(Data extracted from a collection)
□ □ □ □ □

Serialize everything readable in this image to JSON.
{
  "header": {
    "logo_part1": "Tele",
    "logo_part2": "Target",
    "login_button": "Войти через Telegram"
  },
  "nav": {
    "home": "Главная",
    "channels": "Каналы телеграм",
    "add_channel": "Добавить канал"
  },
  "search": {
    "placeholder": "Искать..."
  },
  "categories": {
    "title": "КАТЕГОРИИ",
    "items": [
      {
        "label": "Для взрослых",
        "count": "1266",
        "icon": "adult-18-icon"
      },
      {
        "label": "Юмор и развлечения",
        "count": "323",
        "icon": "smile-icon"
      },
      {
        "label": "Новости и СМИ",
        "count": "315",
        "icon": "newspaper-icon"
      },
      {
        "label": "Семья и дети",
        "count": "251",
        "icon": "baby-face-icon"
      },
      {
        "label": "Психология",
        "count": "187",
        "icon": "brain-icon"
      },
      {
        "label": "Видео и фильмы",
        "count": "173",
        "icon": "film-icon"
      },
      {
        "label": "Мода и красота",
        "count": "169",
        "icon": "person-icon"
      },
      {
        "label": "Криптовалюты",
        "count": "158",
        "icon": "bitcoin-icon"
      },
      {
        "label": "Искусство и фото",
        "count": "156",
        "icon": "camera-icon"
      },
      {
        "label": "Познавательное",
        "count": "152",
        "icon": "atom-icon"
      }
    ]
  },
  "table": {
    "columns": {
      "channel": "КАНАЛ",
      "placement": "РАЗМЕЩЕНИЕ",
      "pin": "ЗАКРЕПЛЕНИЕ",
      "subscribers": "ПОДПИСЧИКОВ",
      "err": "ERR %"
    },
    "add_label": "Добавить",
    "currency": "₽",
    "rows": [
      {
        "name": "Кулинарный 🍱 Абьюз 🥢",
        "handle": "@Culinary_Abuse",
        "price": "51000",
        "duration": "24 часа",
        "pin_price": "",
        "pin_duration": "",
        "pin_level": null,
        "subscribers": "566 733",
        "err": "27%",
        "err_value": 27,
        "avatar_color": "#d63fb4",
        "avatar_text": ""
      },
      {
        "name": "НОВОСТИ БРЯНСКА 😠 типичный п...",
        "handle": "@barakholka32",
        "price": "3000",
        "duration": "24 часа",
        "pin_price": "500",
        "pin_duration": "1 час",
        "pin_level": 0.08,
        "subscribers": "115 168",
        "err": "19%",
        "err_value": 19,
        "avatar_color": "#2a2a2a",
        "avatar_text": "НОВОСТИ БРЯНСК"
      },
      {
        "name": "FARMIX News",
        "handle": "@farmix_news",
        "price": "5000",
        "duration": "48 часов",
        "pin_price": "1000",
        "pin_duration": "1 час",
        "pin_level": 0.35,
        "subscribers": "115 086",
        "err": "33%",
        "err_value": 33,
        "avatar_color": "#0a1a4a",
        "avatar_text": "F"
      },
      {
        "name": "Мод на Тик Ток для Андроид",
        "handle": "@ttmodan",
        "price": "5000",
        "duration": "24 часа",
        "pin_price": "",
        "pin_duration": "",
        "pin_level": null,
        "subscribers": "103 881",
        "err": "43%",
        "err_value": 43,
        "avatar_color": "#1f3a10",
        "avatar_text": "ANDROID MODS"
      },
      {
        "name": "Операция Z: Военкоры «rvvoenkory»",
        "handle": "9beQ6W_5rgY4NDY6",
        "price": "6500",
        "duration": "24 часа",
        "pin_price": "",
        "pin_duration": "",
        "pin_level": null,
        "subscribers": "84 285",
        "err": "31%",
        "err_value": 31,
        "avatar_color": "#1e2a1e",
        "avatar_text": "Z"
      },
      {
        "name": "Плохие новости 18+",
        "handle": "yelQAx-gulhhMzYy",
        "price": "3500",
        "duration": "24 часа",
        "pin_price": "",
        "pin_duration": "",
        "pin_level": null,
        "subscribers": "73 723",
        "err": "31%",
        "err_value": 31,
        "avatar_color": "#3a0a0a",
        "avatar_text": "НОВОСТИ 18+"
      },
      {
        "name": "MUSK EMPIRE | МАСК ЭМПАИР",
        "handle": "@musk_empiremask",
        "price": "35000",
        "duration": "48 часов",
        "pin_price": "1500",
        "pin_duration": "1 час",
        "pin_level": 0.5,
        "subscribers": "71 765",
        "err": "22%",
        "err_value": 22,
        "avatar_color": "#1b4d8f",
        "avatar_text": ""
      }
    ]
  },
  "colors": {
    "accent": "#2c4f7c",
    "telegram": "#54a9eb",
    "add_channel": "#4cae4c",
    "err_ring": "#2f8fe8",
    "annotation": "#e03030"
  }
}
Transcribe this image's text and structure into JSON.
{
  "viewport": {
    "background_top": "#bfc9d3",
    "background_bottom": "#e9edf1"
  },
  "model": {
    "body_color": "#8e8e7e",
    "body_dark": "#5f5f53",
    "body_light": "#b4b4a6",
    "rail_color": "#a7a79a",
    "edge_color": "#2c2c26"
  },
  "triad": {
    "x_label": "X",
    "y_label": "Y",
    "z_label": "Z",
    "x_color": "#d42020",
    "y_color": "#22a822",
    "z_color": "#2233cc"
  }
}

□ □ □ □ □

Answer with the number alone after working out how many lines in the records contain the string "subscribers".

8